A guardian of a person’s physical needs is appointed to make sure that an individual’s day-to-day living needs, education and health care needs are met in a way that satisfies the individual’s wishes and desires. While every guardian’s duties may be slightly different depending on the individual’s physical and mental inabilities, the overall purpose of the guardianship is to make sure that the individual feels comfortable, safe and secure.
These basic personal management needs may include the following:
- Determining who the person is going to live with or where the person is going to reside
- Decisions regarding type of food, following special diets and grocery shopping
- Medical and dental care decisions
- Education decisions
- Transportation needs
- Attendance at social events
- Shopping for clothing or other personal incidentals
- Keeping the person away from harm for a dangerous situation
- Applying for social security, SSI, Medicare or other government assistance
- Deciding whether the person is able to drive
Personal needs management duties may be granted by the court and set forth in the Guardianship Order issued by the court. The guardian is expected to act with diligence and care and is expected to be trustworthy and loyal.
So for example, let’s say your aunt lives alone and is having a hard time remembering to take her medication, needs help with bathing and getting dressed as well as preparing meals. After discussing with her the fact that you are concerned about her welfare, she agrees to allow you to become her guardian. She moves in your home, and you also hire someone to come in on a daily basis to help her with her personal hygiene, taking her medicines, dressing and driving her to doctor appointments and shopping.

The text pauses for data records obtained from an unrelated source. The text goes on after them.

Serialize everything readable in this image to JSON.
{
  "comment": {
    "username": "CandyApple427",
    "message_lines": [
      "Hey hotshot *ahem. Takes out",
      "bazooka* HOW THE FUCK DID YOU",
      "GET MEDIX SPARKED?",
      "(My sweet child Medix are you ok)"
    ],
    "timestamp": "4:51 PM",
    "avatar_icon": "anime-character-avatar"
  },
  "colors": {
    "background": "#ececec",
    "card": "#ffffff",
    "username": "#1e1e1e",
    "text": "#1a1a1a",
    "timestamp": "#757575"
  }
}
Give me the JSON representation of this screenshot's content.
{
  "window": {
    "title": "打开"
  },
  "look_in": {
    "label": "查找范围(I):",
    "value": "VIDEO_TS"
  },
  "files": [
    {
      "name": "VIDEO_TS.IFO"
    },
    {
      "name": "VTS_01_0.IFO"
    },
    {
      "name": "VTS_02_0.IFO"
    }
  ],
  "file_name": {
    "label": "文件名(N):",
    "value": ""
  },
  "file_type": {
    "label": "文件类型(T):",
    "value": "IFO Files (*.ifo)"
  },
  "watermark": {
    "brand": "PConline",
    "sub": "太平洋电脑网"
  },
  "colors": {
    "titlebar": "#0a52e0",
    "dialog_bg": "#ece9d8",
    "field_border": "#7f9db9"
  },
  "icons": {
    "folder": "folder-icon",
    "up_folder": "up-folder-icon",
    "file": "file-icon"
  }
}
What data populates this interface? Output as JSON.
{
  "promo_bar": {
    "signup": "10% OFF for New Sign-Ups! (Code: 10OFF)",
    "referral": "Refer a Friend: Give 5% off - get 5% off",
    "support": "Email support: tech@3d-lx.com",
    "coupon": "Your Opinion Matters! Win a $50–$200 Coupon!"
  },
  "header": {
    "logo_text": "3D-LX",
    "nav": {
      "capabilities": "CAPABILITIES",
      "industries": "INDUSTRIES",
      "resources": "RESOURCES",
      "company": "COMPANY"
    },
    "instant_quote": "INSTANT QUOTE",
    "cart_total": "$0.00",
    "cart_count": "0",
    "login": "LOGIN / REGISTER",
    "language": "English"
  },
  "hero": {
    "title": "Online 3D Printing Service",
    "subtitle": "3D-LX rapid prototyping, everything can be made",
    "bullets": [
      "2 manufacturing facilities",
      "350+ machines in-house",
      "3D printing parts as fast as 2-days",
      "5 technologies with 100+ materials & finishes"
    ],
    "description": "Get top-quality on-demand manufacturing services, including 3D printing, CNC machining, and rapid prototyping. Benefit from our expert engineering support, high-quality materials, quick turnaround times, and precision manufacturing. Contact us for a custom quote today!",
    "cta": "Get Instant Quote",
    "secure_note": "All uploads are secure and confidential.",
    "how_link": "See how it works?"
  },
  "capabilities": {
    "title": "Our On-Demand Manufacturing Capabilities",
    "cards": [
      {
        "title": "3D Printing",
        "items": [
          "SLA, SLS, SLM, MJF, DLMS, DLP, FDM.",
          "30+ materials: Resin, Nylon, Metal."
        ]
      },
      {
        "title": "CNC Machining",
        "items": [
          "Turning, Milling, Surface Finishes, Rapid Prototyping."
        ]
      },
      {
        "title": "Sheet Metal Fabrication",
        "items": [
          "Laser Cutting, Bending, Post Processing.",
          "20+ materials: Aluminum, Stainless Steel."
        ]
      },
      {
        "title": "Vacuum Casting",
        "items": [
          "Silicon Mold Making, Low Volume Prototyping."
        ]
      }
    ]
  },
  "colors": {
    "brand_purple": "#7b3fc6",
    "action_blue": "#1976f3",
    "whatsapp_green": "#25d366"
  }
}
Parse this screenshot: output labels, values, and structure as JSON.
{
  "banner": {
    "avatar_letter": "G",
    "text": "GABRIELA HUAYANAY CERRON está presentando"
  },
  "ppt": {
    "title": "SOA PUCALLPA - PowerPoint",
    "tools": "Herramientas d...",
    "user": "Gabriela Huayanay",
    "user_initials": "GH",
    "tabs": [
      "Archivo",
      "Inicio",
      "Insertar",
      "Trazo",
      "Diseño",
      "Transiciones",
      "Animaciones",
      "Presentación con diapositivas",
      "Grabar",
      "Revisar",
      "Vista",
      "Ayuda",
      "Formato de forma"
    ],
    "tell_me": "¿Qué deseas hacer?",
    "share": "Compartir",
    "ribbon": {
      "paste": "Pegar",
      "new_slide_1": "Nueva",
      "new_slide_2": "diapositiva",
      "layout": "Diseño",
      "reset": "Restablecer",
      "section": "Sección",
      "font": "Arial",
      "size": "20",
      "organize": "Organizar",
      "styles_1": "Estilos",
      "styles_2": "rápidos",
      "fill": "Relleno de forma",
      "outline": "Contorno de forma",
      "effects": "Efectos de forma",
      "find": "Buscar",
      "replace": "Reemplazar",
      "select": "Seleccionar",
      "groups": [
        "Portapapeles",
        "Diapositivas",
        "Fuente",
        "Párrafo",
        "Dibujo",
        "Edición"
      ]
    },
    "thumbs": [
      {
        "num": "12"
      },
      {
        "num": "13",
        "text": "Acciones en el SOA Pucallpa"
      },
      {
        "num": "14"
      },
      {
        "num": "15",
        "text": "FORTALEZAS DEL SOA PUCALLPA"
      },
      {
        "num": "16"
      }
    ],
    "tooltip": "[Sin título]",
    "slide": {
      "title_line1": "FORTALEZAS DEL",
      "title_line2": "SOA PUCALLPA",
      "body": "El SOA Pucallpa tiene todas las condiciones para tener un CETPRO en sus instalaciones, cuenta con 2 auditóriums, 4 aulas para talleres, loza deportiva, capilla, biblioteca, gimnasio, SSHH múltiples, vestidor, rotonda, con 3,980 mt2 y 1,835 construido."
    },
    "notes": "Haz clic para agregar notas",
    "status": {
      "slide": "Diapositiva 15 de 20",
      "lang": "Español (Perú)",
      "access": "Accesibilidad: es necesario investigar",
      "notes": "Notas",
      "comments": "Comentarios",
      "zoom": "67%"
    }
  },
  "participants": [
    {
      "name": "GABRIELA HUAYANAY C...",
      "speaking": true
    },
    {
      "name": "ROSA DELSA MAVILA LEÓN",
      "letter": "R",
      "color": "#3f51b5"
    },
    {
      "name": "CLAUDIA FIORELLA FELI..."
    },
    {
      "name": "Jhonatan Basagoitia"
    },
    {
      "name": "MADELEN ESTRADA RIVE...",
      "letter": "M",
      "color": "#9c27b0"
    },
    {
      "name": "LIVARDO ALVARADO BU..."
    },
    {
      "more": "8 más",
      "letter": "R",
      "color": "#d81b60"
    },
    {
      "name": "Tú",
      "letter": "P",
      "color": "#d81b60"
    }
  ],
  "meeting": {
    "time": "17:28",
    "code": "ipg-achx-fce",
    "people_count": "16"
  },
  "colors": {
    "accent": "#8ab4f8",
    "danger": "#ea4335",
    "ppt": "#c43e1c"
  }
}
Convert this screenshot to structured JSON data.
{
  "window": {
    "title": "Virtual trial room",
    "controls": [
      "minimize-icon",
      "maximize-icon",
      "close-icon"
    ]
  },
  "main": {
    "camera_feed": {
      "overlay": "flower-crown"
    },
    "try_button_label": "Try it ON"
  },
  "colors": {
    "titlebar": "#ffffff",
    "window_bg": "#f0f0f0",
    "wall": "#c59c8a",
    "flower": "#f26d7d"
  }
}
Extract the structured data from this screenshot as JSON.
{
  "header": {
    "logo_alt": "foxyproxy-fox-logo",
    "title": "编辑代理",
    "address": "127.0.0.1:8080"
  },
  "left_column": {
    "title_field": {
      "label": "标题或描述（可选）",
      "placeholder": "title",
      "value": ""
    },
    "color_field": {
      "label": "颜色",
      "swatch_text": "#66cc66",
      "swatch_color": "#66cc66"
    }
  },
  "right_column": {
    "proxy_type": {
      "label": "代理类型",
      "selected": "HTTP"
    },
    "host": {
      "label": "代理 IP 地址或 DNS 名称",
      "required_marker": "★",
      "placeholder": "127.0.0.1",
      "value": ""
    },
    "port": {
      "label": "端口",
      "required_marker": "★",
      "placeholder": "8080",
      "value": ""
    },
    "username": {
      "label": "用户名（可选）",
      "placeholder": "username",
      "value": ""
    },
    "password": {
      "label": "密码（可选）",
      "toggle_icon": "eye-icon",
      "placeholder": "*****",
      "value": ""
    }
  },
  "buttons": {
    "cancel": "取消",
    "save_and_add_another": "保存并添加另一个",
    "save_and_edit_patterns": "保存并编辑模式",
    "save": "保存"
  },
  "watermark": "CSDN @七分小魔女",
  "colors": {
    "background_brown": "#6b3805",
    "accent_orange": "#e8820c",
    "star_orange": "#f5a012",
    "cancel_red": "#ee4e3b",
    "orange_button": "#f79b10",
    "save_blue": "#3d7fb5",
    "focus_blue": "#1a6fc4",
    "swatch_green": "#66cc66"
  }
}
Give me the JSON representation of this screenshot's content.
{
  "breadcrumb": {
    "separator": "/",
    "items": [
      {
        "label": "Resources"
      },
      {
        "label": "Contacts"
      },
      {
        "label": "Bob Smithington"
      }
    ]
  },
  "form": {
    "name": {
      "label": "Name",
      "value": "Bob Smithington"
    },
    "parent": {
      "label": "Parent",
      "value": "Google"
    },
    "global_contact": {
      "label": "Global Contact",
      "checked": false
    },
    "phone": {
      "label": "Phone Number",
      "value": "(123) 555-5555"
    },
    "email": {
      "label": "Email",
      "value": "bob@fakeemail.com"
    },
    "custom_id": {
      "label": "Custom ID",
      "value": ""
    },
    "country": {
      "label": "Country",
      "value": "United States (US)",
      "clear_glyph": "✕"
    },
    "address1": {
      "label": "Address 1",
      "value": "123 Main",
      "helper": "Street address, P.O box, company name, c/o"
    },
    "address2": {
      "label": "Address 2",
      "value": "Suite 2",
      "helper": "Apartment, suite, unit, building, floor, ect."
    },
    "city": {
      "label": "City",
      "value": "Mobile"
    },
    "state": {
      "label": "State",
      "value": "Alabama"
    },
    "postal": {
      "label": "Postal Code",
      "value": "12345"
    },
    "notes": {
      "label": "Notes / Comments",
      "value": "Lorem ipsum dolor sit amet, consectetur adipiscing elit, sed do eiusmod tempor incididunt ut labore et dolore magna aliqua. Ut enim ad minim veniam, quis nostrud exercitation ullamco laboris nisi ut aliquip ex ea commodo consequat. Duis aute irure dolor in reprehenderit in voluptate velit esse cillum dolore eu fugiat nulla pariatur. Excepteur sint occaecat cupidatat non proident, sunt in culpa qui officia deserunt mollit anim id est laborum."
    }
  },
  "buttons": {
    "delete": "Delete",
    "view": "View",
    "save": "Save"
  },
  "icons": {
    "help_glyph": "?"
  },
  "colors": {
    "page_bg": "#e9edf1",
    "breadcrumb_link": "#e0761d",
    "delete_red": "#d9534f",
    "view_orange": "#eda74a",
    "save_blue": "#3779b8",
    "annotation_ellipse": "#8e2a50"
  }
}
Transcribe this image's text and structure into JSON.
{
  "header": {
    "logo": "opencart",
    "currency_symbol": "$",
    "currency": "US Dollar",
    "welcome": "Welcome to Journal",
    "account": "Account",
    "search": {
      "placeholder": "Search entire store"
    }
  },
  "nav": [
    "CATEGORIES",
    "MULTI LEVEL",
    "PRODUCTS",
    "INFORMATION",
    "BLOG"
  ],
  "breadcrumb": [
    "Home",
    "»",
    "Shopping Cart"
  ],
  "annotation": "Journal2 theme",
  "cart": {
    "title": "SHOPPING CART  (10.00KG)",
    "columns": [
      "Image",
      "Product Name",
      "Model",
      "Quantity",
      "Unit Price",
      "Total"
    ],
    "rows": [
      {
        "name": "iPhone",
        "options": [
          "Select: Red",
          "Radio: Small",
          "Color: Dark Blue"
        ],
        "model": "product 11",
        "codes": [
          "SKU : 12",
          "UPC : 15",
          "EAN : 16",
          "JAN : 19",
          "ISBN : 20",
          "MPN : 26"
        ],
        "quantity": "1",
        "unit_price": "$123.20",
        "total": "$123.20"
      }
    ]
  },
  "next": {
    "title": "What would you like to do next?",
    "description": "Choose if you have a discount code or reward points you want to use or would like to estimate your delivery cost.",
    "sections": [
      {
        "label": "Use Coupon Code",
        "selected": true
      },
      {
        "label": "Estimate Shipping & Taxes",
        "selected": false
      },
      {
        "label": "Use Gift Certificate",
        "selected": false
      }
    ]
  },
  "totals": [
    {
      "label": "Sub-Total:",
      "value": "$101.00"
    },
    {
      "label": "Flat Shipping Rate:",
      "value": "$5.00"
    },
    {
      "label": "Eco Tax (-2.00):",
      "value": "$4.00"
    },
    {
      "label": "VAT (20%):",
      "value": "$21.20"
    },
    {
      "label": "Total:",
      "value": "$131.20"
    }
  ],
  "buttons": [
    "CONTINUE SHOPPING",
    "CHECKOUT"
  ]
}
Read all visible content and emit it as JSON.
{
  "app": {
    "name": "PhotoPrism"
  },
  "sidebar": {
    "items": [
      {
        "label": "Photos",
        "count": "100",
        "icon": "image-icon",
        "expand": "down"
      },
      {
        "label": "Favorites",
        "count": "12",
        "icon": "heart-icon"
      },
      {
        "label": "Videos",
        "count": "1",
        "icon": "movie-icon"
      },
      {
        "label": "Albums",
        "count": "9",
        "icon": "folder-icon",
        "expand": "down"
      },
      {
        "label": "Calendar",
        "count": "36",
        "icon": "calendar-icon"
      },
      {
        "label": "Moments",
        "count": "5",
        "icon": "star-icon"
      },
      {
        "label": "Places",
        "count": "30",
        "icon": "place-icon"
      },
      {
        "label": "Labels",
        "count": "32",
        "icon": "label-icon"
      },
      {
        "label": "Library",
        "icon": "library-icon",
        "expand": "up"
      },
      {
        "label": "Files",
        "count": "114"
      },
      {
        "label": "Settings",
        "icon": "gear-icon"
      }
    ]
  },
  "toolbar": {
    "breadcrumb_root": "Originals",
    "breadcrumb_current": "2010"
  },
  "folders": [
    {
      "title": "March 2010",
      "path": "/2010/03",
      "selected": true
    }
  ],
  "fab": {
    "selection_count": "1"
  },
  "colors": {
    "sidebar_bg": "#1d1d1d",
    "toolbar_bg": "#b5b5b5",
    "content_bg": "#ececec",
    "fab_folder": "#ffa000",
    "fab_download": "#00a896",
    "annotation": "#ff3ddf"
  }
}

You have the peace of mind that your aunt is being taken care of, and she feels happy, safe and secure living in her new home with you and your family.
Who Can Be Appointed Guardian?
The following persons or entities can be appointed a guardian for personal needs management:
- Any individual over eighteen years of age, or a parent under eighteen years of age, if the court deems the person suitable
- Adult Child
- Parent or other family member
- Corporation or community guardian program
The following entity or persons may not serve as a guardian under New York law:
- A creditor of the incapacitated person
- An employer of a health care provider, residential service, day care or educational facility providing services to an incapacitated person
- Mental hygiene legal service
New York Guardianship Lawyer
If you are involved with a guardianship for personal needs management or need to establish a guardianship, it is recommended that you speak with a New York probate and estate attorney for advice. The attorney can prepare the necessary petition and other legal documents to establish the guardianship. St. Pre Law Firm can represent the interests of an incapacitated person, the petitioner in a guardianship proceeding, a guardian, interested third party entity and other family members of the incapacitated person regarding guardianship proceedings. We can also assist with probate, probate litigation and estate tax matters. Call us today.